I started going down the list, trying to fit characters into every class.
I never realized how hard it would be to fit someone into the Cleric/Avenger/Invoker (all holy) class. I can't think of a GOOD priest in all of Grim's Fairytales! In the stories they show up, they always have an affair with the main character's wife! Gah! NOT holy!

Anyway, I wanted to know what everyone thought about Fairy tale DnD.

Would you base your character on a specific fairy tale?
What class would you pick?
Can you think of a good "Holy" person in a fairy tale?
What would you want out of a Fairy Tale DnD game?
Would you want fairy tales to mingle and connect with one another?

Wow. What an interesting undertaking!

Your task is difficult, largely because religion, as we speak of it, is only present allegorically or superficially in the kind of fairy tales you are talking about, i.e. Grimm's and the western oral tradition of marchen. Later, coming out of the high literary traditions, you get examples of fairy tales being reworked from religious perspectives (cf. Spenser's 'The Faerie Queene').

If you stick to the marchen, the closest you will come to "holy" is the fairy godmother or the wise advisor tropes. Even then, it's really a misnomer, as holiness really has no place in traditional fairy tales. There are of course evil wizards, djinn, and witches galore; but, it's going to be hard to find a fit for a good character.

I personally wouldn't pick D&D as my first choice of rpg for bringing to life a traditional fairy tale. There are other games that are better designed for the task. Fairy tales have one, maybe two, protagonists, and it can be difficult to run a D&D adventure for one or two persons. Another problem is character power. Fairy tale protagonists generally are not powerful individuals. Even if restricted to first level, can you imagine Red Riding Hood unleashing an Eldritch Blast upon the big bad wolf? How big and bad could he be?

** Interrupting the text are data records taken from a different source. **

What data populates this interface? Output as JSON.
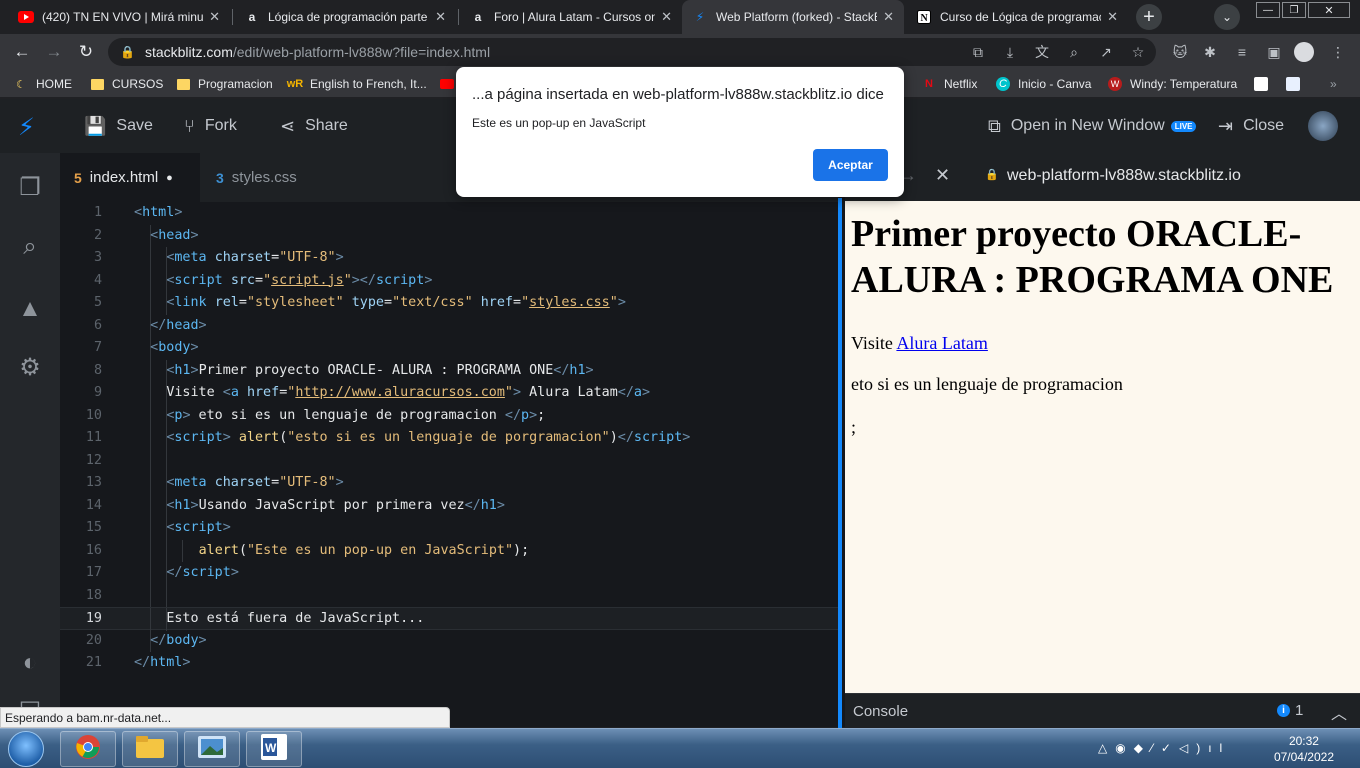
{
  "browser": {
    "tabs": [
      {
        "title": "(420) TN EN VIVO | Mirá minuto",
        "icon": "youtube-icon"
      },
      {
        "title": "Lógica de programación parte",
        "icon": "alura-icon"
      },
      {
        "title": "Foro | Alura Latam - Cursos on",
        "icon": "alura-icon"
      },
      {
        "title": "Web Platform (forked) - StackB",
        "icon": "stackblitz-icon"
      },
      {
        "title": "Curso de Lógica de programació",
        "icon": "notion-icon"
      }
    ],
    "url_host": "stackblitz.com",
    "url_path": "/edit/web-platform-lv888w?file=index.html",
    "bookmarks": [
      "HOME",
      "CURSOS",
      "Programacion",
      "English to French, It...",
      "Netflix",
      "Inicio - Canva",
      "Windy: Temperatura"
    ]
  },
  "dialog": {
    "title": "...a página insertada en web-platform-lv888w.stackblitz.io dice",
    "message": "Este es un pop-up en JavaScript",
    "button": "Aceptar"
  },
  "stackblitz": {
    "save": "Save",
    "fork": "Fork",
    "share": "Share",
    "open_new_window": "Open in New Window",
    "live_badge": "LIVE",
    "close": "Close"
  },
  "editor": {
    "tabs": [
      {
        "name": "index.html",
        "modified": "●"
      },
      {
        "name": "styles.css"
      }
    ],
    "current_line": 19,
    "line_numbers": [
      "1",
      "2",
      "3",
      "4",
      "5",
      "6",
      "7",
      "8",
      "9",
      "10",
      "11",
      "12",
      "13",
      "14",
      "15",
      "16",
      "17",
      "18",
      "19",
      "20",
      "21"
    ]
  },
  "preview": {
    "address": "web-platform-lv888w.stackblitz.io",
    "heading": "Primer proyecto ORACLE- ALURA : PROGRAMA ONE",
    "visit_text": "Visite ",
    "link_text": "Alura Latam",
    "paragraph": "eto si es un lenguaje de programacion",
    "stray_text": ";"
  },
  "console": {
    "label": "Console",
    "info_count": "1"
  },
  "status_text": "Esperando a bam.nr-data.net...",
  "taskbar": {
    "time": "20:32",
    "date": "07/04/2022"
  },
  "colors": {
    "accent": "#1389fd",
    "dialog_button": "#1a73e8",
    "preview_bg": "#fdf8ee"
  }
}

That's why most adventure games like D&D focus on generes such as the epic tale, legend, or myth. It's true that fairy tales have some elements of adventure, but they also often carry a large measure of psychodrama and highly compressed symbolism. If sufficiently modified, D&D can handle the adventure part of the equation, but psychodrama and symbolism are going to be pretty hard to pull off. Don't get me wrong. I think it's really cool that you may want to try it; I just don't think D&D is the best game, if your goal is to truly simulate a traditional fairy tale.

But... if D&D were my only choice, I would do one of two things: 1). pick classes whose powers and themes could be easily "re-skinned" so to speak, to match the world of your tale; and then power them down to a sufficient level; or 2). instead choose an already created fairy tale-like adventure, possibly re-skin AD&D's Alice in Wonderland-inspired modules Dungeonland (http://en.wikipedia.org/wiki/Dungeonland) and Land Beyond the Magic Mirror (http://en.wikipedia.org/wiki/Land_Beyond_the_Magic_Mirror).

Again, if you don't mind abandoning the idea of using marchen proper as your setting, then I would recommend George MacDonald's The Princess and the Goblin (http://en.wikipedia.org/wiki/The_Princess_and_the_Goblin) or Ali Baba (http://en.wikipedia.org/wiki/Ali_Baba) from 1001 Nights. Of course, they are both literary fairy tales, not marchen, but they are chock-full of adventure, and the symbolism takes a back seat. Another benefit is that I believe they are in the public domain.

korhal23
06-29-2009, 09:18 PM
Even if restricted to first level, can you imagine Red Riding Hood unleashing an Eldritch Blast upon the big bad wolf?


That sounds badass, actually. After all, sometimes a different spin is just what the doctor ordered. (http://en.wikipedia.org/wiki/American_McGee's_Alice)

kitsune1842
06-30-2009, 06:56 PM
Way different look on Fairy Tails and myths, in my mind I suddenly see an Ork fighter, a Goliath Barbarian, a Shifter monk, and a Human Cleric/Avenger being sent out to retrieve a mystic scroll from the other side of the known world.

And now I want to dig up my copy of Journy to the West again.

Oh, and Little Red Riding Hood was totaly a Warlord instead of a Warlock. Just imagine her using her powers that grant the woodcutter extra attacks against the Shifter Rogue that was impersonating her Grandma.